▶ [TASK OBJECTIVE]:
Scan each line of the records for the word "Sevkiyatlar" and extract the ones that have it.

▶ [DATASET]:
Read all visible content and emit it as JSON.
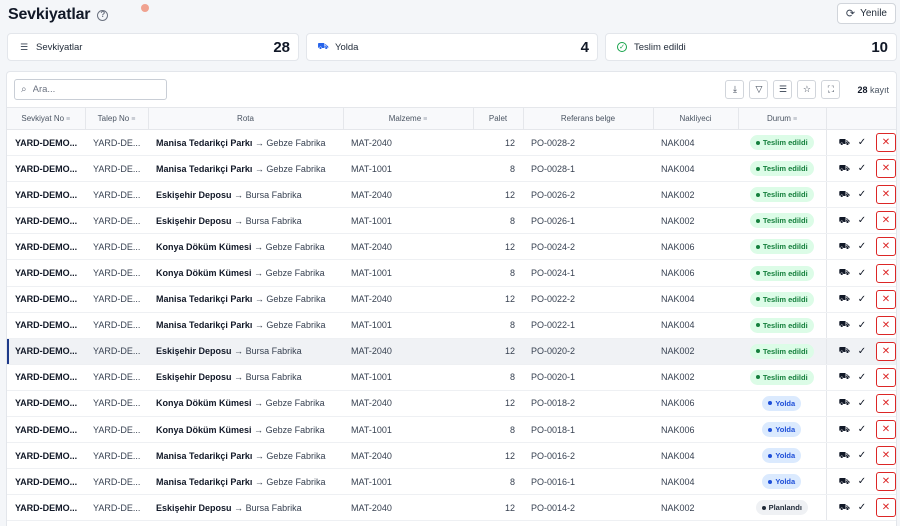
{
  "header": {
    "title": "Sevkiyatlar",
    "help_glyph": "?",
    "refresh_label": "Yenile"
  },
  "stats": [
    {
      "icon": "list-icon",
      "label": "Sevkiyatlar",
      "value": "28"
    },
    {
      "icon": "truck-icon",
      "label": "Yolda",
      "value": "4"
    },
    {
      "icon": "check-circle-icon",
      "label": "Teslim edildi",
      "value": "10"
    }
  ],
  "toolbar": {
    "search_placeholder": "Ara...",
    "record_count": "28",
    "record_suffix": "kayıt"
  },
  "columns": [
    "Sevkiyat No",
    "Talep No",
    "Rota",
    "Malzeme",
    "Palet",
    "Referans belge",
    "Nakliyeci",
    "Durum"
  ],
  "colors": {
    "delivered": "#15803d",
    "transit": "#1d4ed8",
    "planned": "#1f2937",
    "danger": "#dc2626"
  },
  "rows": [
    {
      "id": "YARD-DEMO...",
      "req": "YARD-DE...",
      "from": "Manisa Tedarikçi Parkı",
      "to": "Gebze Fabrika",
      "material": "MAT-2040",
      "pallet": "12",
      "ref": "PO-0028-2",
      "carrier": "NAK004",
      "status": "Teslim edildi",
      "status_kind": "delivered"
    },
    {
      "id": "YARD-DEMO...",
      "req": "YARD-DE...",
      "from": "Manisa Tedarikçi Parkı",
      "to": "Gebze Fabrika",
      "material": "MAT-1001",
      "pallet": "8",
      "ref": "PO-0028-1",
      "carrier": "NAK004",
      "status": "Teslim edildi",
      "status_kind": "delivered"
    },
    {
      "id": "YARD-DEMO...",
      "req": "YARD-DE...",
      "from": "Eskişehir Deposu",
      "to": "Bursa Fabrika",
      "material": "MAT-2040",
      "pallet": "12",
      "ref": "PO-0026-2",
      "carrier": "NAK002",
      "status": "Teslim edildi",
      "status_kind": "delivered"
    },
    {
      "id": "YARD-DEMO...",
      "req": "YARD-DE...",
      "from": "Eskişehir Deposu",
      "to": "Bursa Fabrika",
      "material": "MAT-1001",
      "pallet": "8",
      "ref": "PO-0026-1",
      "carrier": "NAK002",
      "status": "Teslim edildi",
      "status_kind": "delivered"
    },
    {
      "id": "YARD-DEMO...",
      "req": "YARD-DE...",
      "from": "Konya Döküm Kümesi",
      "to": "Gebze Fabrika",
      "material": "MAT-2040",
      "pallet": "12",
      "ref": "PO-0024-2",
      "carrier": "NAK006",
      "status": "Teslim edildi",
      "status_kind": "delivered"
    },
    {
      "id": "YARD-DEMO...",
      "req": "YARD-DE...",
      "from": "Konya Döküm Kümesi",
      "to": "Gebze Fabrika",
      "material": "MAT-1001",
      "pallet": "8",
      "ref": "PO-0024-1",
      "carrier": "NAK006",
      "status": "Teslim edildi",
      "status_kind": "delivered"
    },
    {
      "id": "YARD-DEMO...",
      "req": "YARD-DE...",
      "from": "Manisa Tedarikçi Parkı",
      "to": "Gebze Fabrika",
      "material": "MAT-2040",
      "pallet": "12",
      "ref": "PO-0022-2",
      "carrier": "NAK004",
      "status": "Teslim edildi",
      "status_kind": "delivered"
    },
    {
      "id": "YARD-DEMO...",
      "req": "YARD-DE...",
      "from": "Manisa Tedarikçi Parkı",
      "to": "Gebze Fabrika",
      "material": "MAT-1001",
      "pallet": "8",
      "ref": "PO-0022-1",
      "carrier": "NAK004",
      "status": "Teslim edildi",
      "status_kind": "delivered"
    },
    {
      "id": "YARD-DEMO...",
      "req": "YARD-DE...",
      "from": "Eskişehir Deposu",
      "to": "Bursa Fabrika",
      "material": "MAT-2040",
      "pallet": "12",
      "ref": "PO-0020-2",
      "carrier": "NAK002",
      "status": "Teslim edildi",
      "status_kind": "delivered",
      "selected": true
    },
    {
      "id": "YARD-DEMO...",
      "req": "YARD-DE...",
      "from": "Eskişehir Deposu",
      "to": "Bursa Fabrika",
      "material": "MAT-1001",
      "pallet": "8",
      "ref": "PO-0020-1",
      "carrier": "NAK002",
      "status": "Teslim edildi",
      "status_kind": "delivered"
    },
    {
      "id": "YARD-DEMO...",
      "req": "YARD-DE...",
      "from": "Konya Döküm Kümesi",
      "to": "Gebze Fabrika",
      "material": "MAT-2040",
      "pallet": "12",
      "ref": "PO-0018-2",
      "carrier": "NAK006",
      "status": "Yolda",
      "status_kind": "transit"
    },
    {
      "id": "YARD-DEMO...",
      "req": "YARD-DE...",
      "from": "Konya Döküm Kümesi",
      "to": "Gebze Fabrika",
      "material": "MAT-1001",
      "pallet": "8",
      "ref": "PO-0018-1",
      "carrier": "NAK006",
      "status": "Yolda",
      "status_kind": "transit"
    },
    {
      "id": "YARD-DEMO...",
      "req": "YARD-DE...",
      "from": "Manisa Tedarikçi Parkı",
      "to": "Gebze Fabrika",
      "material": "MAT-2040",
      "pallet": "12",
      "ref": "PO-0016-2",
      "carrier": "NAK004",
      "status": "Yolda",
      "status_kind": "transit"
    },
    {
      "id": "YARD-DEMO...",
      "req": "YARD-DE...",
      "from": "Manisa Tedarikçi Parkı",
      "to": "Gebze Fabrika",
      "material": "MAT-1001",
      "pallet": "8",
      "ref": "PO-0016-1",
      "carrier": "NAK004",
      "status": "Yolda",
      "status_kind": "transit"
    },
    {
      "id": "YARD-DEMO...",
      "req": "YARD-DE...",
      "from": "Eskişehir Deposu",
      "to": "Bursa Fabrika",
      "material": "MAT-2040",
      "pallet": "12",
      "ref": "PO-0014-2",
      "carrier": "NAK002",
      "status": "Planlandı",
      "status_kind": "planned"
    }
  ]
}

▶ [SOLUTION TO THIS PROBLEM]:
    "title": "Sevkiyatlar",
      "label": "Sevkiyatlar",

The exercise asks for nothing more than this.